App and web page records:
....

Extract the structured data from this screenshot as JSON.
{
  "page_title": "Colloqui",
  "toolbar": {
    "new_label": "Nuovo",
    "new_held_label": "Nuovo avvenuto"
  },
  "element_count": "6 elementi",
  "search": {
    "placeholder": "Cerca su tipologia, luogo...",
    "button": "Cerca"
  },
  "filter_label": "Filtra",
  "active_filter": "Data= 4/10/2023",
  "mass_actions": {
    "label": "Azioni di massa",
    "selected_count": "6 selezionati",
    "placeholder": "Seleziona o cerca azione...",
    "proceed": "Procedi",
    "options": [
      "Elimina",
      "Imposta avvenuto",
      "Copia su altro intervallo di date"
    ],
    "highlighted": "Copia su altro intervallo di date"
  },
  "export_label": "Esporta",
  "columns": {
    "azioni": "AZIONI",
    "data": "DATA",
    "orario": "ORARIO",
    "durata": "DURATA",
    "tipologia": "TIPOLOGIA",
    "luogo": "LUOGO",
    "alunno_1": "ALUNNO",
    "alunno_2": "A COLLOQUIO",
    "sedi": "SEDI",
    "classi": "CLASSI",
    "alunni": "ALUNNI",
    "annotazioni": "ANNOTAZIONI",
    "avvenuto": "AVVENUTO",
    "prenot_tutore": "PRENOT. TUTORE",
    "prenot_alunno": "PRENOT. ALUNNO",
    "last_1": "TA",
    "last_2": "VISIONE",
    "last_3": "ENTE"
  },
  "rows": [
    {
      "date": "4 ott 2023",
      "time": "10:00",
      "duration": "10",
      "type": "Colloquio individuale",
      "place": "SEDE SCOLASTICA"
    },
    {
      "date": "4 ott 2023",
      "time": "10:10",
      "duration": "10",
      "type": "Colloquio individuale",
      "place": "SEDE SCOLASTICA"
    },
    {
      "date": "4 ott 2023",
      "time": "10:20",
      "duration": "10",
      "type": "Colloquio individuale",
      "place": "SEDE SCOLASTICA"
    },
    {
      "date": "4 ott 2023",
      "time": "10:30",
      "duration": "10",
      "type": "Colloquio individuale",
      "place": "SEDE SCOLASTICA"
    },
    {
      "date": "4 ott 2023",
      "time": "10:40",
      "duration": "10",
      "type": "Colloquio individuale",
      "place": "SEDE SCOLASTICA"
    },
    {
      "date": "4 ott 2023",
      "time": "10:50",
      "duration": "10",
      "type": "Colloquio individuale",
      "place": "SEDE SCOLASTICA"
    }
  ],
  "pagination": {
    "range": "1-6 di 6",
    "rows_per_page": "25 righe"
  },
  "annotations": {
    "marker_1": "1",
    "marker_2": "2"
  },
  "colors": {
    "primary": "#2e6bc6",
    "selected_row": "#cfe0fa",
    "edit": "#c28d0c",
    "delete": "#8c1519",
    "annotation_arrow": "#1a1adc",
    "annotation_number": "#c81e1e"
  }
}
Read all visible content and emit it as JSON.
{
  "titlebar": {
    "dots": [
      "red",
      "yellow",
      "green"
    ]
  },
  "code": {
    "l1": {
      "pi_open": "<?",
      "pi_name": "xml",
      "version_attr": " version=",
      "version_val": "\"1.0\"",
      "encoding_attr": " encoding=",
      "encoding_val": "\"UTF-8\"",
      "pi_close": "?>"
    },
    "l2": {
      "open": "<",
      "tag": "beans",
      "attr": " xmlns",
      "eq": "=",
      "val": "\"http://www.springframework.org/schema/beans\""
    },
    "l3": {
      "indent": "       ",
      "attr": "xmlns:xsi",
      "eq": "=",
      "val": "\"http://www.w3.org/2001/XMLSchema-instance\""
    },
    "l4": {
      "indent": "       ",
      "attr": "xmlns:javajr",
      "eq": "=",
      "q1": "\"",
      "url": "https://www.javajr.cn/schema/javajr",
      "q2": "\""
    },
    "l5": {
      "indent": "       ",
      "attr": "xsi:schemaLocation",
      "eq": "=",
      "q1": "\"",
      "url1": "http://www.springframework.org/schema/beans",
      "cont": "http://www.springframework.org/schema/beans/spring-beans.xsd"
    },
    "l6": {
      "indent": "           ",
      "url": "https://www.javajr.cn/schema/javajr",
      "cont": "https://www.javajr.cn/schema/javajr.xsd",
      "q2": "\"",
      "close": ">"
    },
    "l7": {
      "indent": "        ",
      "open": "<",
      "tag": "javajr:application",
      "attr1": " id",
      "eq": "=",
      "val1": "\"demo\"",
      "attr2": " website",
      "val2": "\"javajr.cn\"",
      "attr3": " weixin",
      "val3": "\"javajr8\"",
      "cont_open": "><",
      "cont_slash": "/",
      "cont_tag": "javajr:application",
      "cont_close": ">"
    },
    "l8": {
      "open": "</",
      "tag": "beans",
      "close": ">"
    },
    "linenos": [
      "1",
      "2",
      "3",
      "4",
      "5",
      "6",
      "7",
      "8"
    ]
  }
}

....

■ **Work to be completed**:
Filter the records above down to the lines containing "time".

■ **Completed task**:
      "time": "10:00",
      "time": "10:10",
      "time": "10:20",
      "time": "10:30",
      "time": "10:40",
      "time": "10:50",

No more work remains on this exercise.